When visiting a Thai restaurant, if you always order full-moon shrimp patties or fried greens with shrimp paste, use food from Mandalay as a comparison for its taste, or have certain standards for pricing, then perhaps this “home kitchen” isn’t for you. But if you want to better understand Thai cuisine, are curious about an ordinary Thai’s daily diet, don’t have time to run off to Thailand, and can spend between NT$800-1,000 to satisfy your cravings, then there’s a new spot in Taipei worth considering. Aside from Tainan’s Samily Home Kitchen, there’s another option, Baan Taipei, opening on Dec. 15.
「Baan Taipei」來自曼谷的「Baan」（泰文บ้าน），泰國中部人當這個字是家，它最原始的意義卻是指村落「Moo Baan」（หมู่บ้าน）。不管是家還是村落，都說明了菜色基礎來自經營者：曼谷米其林一星餐廳「Le Du」主廚Ton（ธิติฏฐ์ ‘ต้น’ ทัศนาขจร）的出身與源頭，既是外公外婆家，也是曼谷。
Baan Taipei comes from a Bangkok “Baan” (Thai: บ้าน), which is the word for ‘home’ in central Thailand, originally referring to the village Moo Baan (หมู่บ้าน). Whether it’s a home or a village, a dish depends on its maker. In this case, the chef of the Michelin one-star restaurant Le Du, Mr. Ton (ธิติฏฐ์ ‘ต้น’ ทัศนาขจร), owes his beginnings thanks both to his grandparents’ kitchen and the city of Bankok itself.
Ton’s forefathers were Hakka people who immigrated from China’s Guangdong province. Together with other ethnic Chinese immigrants, they usually dealt in business, as Ton put it, “Shoes and the like, you name it. We sold everything and anything.”Since his father’s early death, Ton had to live with his maternal grandparents, where he learned to cook from his experienced grandfather. He explained that the popular dish, Egg and Pork in Sweet Brown Sauce (ไข่พะโล้ต้มแซ่บ), was created after he grew tired of eating a stewed egg (ไข่พะโล้) every day, so boiled pork (ต้มแซ่บ) was added and voilà. “Only we came up with this combo!”, he said smiling, as if reminiscing through childhood memories. The taste is exquisite, with the sweetness of the stewed egg and the savory spicy-sour pork balancing each other out, it became a favorite for the diverse Thai palate. However, there still remains a strong sweet flavor without losing its appeal.
For Thai people, there’s nothing surprising about their food: garlic is hand-peeled, sauce is stirred, and vegetables are plucked from their front door. Even the coconut milk from southern Thailand is freshly extracted, and the sun-dried pork (หมูแดดเดียว) is first hand-cut, salted, then laid out on bamboo rugs under the sun.
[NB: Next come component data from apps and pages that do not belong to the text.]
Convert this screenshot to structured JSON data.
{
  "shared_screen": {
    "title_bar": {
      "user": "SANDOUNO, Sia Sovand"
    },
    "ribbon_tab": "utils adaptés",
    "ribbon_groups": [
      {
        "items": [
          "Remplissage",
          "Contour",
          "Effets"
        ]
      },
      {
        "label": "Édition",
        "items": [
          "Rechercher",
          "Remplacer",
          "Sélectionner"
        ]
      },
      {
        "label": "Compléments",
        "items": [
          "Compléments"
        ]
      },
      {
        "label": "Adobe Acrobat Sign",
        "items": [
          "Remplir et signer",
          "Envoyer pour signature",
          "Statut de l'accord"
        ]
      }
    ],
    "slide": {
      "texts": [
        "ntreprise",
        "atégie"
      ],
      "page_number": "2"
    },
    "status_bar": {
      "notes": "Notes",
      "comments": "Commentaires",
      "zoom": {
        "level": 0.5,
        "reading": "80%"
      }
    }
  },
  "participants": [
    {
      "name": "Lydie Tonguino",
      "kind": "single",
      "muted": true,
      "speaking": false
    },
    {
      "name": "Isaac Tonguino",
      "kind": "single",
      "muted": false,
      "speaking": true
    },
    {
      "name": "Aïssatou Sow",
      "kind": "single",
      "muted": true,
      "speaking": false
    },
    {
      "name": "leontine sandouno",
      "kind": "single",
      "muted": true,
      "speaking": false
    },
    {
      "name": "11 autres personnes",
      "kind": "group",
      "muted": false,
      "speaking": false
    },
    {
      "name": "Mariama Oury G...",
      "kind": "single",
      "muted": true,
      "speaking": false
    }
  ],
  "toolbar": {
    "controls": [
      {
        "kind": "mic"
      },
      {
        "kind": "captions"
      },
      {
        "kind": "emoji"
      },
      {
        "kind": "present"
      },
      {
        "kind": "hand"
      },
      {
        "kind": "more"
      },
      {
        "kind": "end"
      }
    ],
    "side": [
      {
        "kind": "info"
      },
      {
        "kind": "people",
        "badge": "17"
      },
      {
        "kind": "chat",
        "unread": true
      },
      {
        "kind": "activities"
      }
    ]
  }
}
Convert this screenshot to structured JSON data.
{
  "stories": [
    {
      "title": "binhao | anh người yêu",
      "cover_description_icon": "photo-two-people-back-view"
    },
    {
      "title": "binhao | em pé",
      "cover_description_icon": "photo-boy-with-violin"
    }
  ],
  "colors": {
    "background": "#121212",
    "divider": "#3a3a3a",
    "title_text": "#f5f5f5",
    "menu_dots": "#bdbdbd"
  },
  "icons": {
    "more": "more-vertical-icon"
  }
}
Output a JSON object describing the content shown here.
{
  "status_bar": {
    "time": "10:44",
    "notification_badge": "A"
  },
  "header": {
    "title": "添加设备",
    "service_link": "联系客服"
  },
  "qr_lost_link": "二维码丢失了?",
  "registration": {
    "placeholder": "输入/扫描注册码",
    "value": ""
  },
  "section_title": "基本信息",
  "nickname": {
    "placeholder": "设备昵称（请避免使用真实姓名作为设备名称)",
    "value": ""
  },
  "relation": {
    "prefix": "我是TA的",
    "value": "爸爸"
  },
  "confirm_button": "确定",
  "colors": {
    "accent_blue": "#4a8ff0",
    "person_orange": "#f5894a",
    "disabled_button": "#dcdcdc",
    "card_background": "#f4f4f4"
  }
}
Just a day in the life of a Thai person.
In fact, seemingly ordinary homemade Thai food hides very extraordinary skills and tastes. Most people wouldn’t make their own shrimp sauce, but Mr. Ton makes his own on the spot, then brings it to Taiwan.
Baan’s initial success also hinges on Richie. As one of the top 50 chefs in Asia with a similar background and equally ambitious, he and Ton became good friends, even helping to recruit AJ. Ton originally was skeptical about finding a good chef in Taiwan who could truly cook Thai cuisine, but after one look at AJ’s menu, he was astonished, and promptly sent him to train at his Baan restaurant in Thailand.
Hopefully, this Thai home kitchen, whose Bangkok locale is Michelin-recommended, will change Taiwanese preconceptions about Thai food. Under Mr. Ton and AJ’s guidance, this is surely a possible feat!
Address: Lane 233, Section 1, Dunhua South Rd., Taipei